237 The Trinity is a mystery of faith in the strict sense, one of the “mysteries that are hidden in God, which can never be known unless they are revealed by God”.58 To be sure, God has left traces of his Trinitarian being in his work of creation and in his Revelation throughout the Old Testament. But his inmost Being as Holy Trinity is a mystery that is inaccessible to reason alone or even to Israel’s faith before the Incarnation of God’s Son and the sending of the Holy Spirit.

 

Fr Bob Writes – Pentecost

The readings of Pentecost are full of new life. This is truly a birthday. Without Pentecost, Christ’s work would have been incomplete. His death may have proved his love for us, but it would not of itself improve our lot.
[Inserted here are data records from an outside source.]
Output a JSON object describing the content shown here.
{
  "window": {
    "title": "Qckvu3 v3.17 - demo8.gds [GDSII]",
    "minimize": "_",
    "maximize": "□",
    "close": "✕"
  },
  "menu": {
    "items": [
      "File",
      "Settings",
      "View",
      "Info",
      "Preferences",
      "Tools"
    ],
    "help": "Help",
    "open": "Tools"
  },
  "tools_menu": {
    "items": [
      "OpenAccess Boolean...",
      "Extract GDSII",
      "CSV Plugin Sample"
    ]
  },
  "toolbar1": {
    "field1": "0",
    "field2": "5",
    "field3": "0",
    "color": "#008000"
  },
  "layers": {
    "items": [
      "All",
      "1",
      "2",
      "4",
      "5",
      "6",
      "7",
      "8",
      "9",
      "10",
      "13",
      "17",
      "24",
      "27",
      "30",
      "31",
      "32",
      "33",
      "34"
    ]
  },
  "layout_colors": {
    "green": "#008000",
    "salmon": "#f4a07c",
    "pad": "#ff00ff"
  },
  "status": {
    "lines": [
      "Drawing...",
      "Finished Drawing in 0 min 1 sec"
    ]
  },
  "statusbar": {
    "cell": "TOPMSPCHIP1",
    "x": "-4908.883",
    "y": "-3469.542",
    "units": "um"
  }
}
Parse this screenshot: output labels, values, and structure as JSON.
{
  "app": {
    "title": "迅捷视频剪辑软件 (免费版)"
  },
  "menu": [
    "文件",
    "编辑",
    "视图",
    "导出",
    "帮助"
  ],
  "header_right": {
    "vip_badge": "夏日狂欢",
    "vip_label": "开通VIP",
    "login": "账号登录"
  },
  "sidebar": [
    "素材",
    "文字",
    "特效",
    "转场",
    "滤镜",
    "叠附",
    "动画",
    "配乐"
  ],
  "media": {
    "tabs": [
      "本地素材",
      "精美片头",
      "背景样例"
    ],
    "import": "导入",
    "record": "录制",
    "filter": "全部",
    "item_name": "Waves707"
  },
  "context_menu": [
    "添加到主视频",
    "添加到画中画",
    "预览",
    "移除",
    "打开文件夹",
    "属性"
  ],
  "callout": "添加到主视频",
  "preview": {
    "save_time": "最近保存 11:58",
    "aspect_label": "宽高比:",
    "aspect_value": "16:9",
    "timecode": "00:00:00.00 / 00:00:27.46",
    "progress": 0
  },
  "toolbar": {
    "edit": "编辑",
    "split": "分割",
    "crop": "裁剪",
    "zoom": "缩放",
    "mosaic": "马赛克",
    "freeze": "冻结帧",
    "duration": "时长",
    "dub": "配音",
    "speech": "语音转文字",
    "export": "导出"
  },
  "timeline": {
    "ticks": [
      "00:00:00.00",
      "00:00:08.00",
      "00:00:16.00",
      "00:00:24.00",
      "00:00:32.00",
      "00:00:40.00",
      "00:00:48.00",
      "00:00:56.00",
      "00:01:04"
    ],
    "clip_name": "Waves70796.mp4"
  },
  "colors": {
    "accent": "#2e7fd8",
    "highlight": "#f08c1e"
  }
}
We would be able to admire him at a distance.  But there would be no effective following of him, nor the right to call Christ “brother,‘ or God ‘Abba.‘  It is the Spirit of Pentecost that makes all of that possible. But today’s celebration is not just personal; it is communal as well. Today the church was launched on its mission. It celebrates two millennia of life. And the church is the mother who accompanies us from the cradle to the grave.

Unity and diversity – both are so pronounced in today’s readings. In the Acts of the Apostles, there is a clear foretelling that an open door policy will be followed. The church is open to all people. There are to be no distinctions of race, gender, nationality or social status. We find our unity in one Lord one faith and one baptism. But unity does not mean a measured marching to the same tune. There are many ways in which life is lived and service is rendered in the church. We have diverse liturgical expressions in the church, different approaches to theology, different forms of government. All of this goes hand in hand with a unity in faith. Conformity is not necessarily a virtue. The Spirit breathes where and as it wills. Pentecost reminds us of that.